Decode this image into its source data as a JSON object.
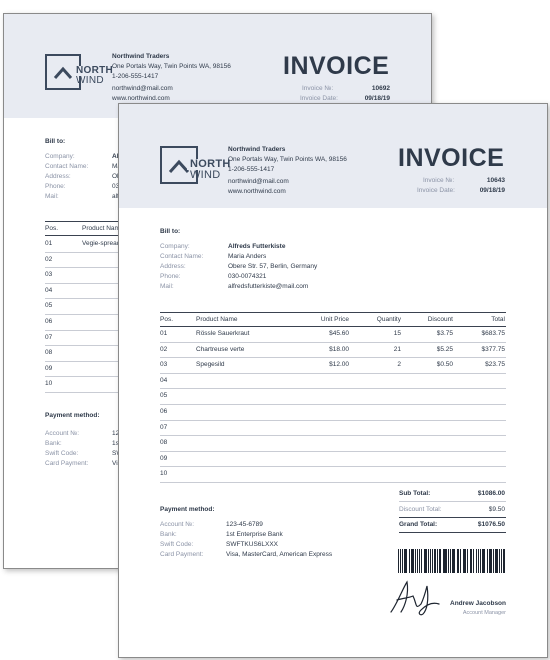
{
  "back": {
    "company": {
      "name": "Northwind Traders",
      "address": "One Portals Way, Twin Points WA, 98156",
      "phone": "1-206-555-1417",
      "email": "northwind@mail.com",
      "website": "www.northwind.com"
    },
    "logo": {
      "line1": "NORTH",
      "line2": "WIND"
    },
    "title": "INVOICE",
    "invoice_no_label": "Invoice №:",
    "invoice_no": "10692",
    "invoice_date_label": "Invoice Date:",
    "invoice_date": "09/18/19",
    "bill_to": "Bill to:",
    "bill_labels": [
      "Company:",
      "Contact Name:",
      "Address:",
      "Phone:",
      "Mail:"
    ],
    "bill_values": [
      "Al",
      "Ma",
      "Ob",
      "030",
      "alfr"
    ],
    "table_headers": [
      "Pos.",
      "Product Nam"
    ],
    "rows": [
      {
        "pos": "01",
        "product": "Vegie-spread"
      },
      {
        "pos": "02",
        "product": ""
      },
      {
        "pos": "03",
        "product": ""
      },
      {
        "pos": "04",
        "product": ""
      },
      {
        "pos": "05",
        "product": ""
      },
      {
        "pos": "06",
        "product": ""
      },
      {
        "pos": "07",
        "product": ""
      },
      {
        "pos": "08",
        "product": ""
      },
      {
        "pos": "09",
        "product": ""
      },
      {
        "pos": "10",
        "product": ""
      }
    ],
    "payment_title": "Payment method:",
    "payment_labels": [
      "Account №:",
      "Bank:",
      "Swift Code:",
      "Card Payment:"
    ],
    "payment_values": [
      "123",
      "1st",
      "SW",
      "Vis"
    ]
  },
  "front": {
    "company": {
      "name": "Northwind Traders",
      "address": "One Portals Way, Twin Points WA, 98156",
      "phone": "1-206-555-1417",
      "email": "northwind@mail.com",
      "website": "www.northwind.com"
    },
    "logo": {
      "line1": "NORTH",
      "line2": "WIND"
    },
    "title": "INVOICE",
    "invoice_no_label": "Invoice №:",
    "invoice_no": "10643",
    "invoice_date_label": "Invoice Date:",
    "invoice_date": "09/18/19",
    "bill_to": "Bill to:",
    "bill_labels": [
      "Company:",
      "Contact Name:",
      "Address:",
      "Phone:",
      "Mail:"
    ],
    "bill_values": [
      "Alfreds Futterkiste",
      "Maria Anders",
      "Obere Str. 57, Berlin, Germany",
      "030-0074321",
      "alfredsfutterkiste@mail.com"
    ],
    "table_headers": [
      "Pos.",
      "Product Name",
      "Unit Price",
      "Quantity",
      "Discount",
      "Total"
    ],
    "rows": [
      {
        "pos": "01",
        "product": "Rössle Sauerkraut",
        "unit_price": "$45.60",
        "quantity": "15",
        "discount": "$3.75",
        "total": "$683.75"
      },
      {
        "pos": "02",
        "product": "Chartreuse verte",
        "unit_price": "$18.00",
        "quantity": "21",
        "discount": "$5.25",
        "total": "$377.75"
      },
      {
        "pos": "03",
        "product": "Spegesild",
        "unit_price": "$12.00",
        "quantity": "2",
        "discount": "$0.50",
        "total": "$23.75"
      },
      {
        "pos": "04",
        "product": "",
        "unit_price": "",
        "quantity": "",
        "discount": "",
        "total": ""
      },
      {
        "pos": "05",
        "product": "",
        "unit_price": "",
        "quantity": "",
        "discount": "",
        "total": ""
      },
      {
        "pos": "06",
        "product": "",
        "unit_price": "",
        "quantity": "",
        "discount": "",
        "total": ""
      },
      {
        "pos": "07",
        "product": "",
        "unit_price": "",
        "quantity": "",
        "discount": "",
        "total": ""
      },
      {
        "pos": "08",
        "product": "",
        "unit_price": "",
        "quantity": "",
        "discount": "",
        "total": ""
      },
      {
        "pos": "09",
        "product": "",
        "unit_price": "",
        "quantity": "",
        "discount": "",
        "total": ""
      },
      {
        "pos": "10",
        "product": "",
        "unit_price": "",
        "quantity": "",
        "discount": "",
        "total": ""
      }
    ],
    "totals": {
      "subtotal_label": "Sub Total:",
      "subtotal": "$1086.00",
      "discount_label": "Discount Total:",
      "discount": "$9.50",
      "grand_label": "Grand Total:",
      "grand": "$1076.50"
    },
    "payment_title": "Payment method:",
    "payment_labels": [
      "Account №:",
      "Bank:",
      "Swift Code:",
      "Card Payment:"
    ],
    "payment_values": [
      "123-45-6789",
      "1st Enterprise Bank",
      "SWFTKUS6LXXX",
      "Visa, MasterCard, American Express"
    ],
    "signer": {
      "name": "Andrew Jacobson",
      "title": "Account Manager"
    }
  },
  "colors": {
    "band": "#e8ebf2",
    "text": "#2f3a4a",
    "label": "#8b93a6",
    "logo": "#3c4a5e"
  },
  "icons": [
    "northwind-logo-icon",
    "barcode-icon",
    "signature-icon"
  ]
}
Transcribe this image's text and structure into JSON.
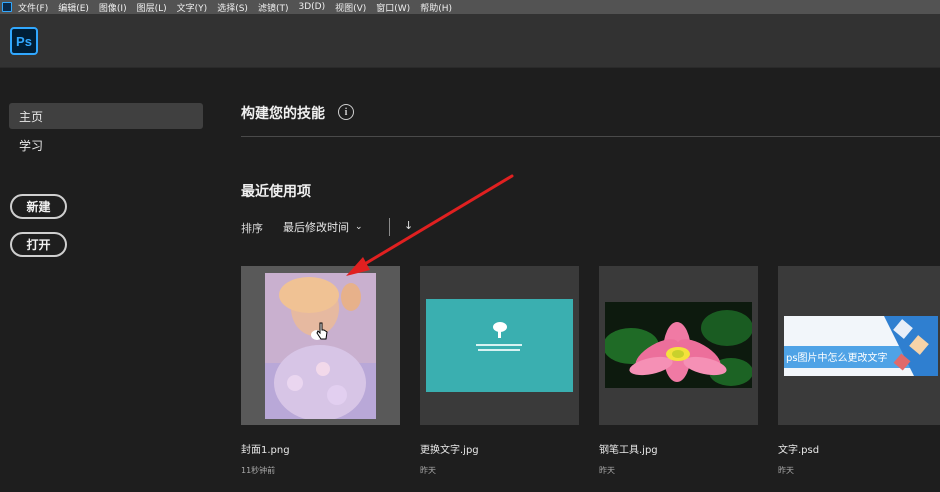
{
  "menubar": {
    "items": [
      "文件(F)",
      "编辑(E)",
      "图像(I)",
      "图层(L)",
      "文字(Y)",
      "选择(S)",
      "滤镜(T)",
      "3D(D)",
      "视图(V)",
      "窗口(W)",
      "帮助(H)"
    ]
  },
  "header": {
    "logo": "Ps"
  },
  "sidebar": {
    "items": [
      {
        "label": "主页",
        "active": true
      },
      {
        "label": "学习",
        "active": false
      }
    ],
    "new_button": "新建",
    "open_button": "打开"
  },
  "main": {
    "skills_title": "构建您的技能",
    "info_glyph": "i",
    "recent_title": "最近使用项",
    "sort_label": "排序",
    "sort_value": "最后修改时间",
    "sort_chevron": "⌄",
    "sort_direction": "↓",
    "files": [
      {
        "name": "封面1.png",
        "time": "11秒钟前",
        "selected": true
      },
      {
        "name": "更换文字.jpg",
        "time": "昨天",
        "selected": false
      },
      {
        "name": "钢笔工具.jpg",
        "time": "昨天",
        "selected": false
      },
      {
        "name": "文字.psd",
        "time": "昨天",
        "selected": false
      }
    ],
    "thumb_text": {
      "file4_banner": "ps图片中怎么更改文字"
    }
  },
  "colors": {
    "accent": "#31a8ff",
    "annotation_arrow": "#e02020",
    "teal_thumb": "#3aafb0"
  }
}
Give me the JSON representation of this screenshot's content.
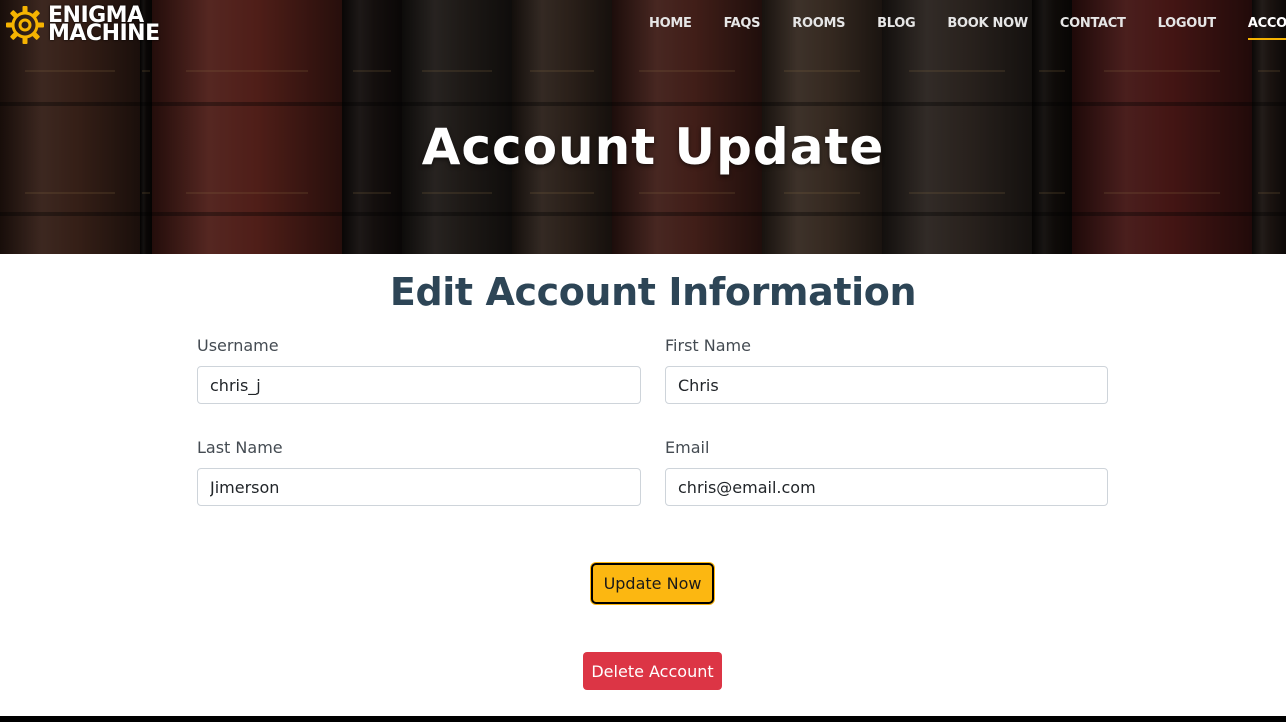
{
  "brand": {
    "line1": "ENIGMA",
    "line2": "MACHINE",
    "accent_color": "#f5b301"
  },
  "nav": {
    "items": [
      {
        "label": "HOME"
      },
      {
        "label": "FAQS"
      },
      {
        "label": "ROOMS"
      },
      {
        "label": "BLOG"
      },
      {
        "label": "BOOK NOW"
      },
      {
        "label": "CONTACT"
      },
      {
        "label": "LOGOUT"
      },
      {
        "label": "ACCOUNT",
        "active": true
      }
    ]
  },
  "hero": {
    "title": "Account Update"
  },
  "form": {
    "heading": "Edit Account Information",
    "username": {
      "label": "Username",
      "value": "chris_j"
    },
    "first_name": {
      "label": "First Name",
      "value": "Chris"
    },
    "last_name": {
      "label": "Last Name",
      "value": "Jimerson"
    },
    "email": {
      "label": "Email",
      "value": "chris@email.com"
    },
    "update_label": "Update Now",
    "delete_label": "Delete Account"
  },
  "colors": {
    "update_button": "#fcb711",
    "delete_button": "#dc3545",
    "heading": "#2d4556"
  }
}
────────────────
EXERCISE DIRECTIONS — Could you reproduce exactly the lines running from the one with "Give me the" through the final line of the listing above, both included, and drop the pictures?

EXERCISE ANSWER —
Give me the JSON representation of this screenshot's content.
{
  "brand": {
    "line1": "ENIGMA",
    "line2": "MACHINE",
    "accent_color": "#f5b301"
  },
  "nav": {
    "items": [
      {
        "label": "HOME"
      },
      {
        "label": "FAQS"
      },
      {
        "label": "ROOMS"
      },
      {
        "label": "BLOG"
      },
      {
        "label": "BOOK NOW"
      },
      {
        "label": "CONTACT"
      },
      {
        "label": "LOGOUT"
      },
      {
        "label": "ACCOUNT",
        "active": true
      }
    ]
  },
  "hero": {
    "title": "Account Update"
  },
  "form": {
    "heading": "Edit Account Information",
    "username": {
      "label": "Username",
      "value": "chris_j"
    },
    "first_name": {
      "label": "First Name",
      "value": "Chris"
    },
    "last_name": {
      "label": "Last Name",
      "value": "Jimerson"
    },
    "email": {
      "label": "Email",
      "value": "chris@email.com"
    },
    "update_label": "Update Now",
    "delete_label": "Delete Account"
  },
  "colors": {
    "update_button": "#fcb711",
    "delete_button": "#dc3545",
    "heading": "#2d4556"
  }
}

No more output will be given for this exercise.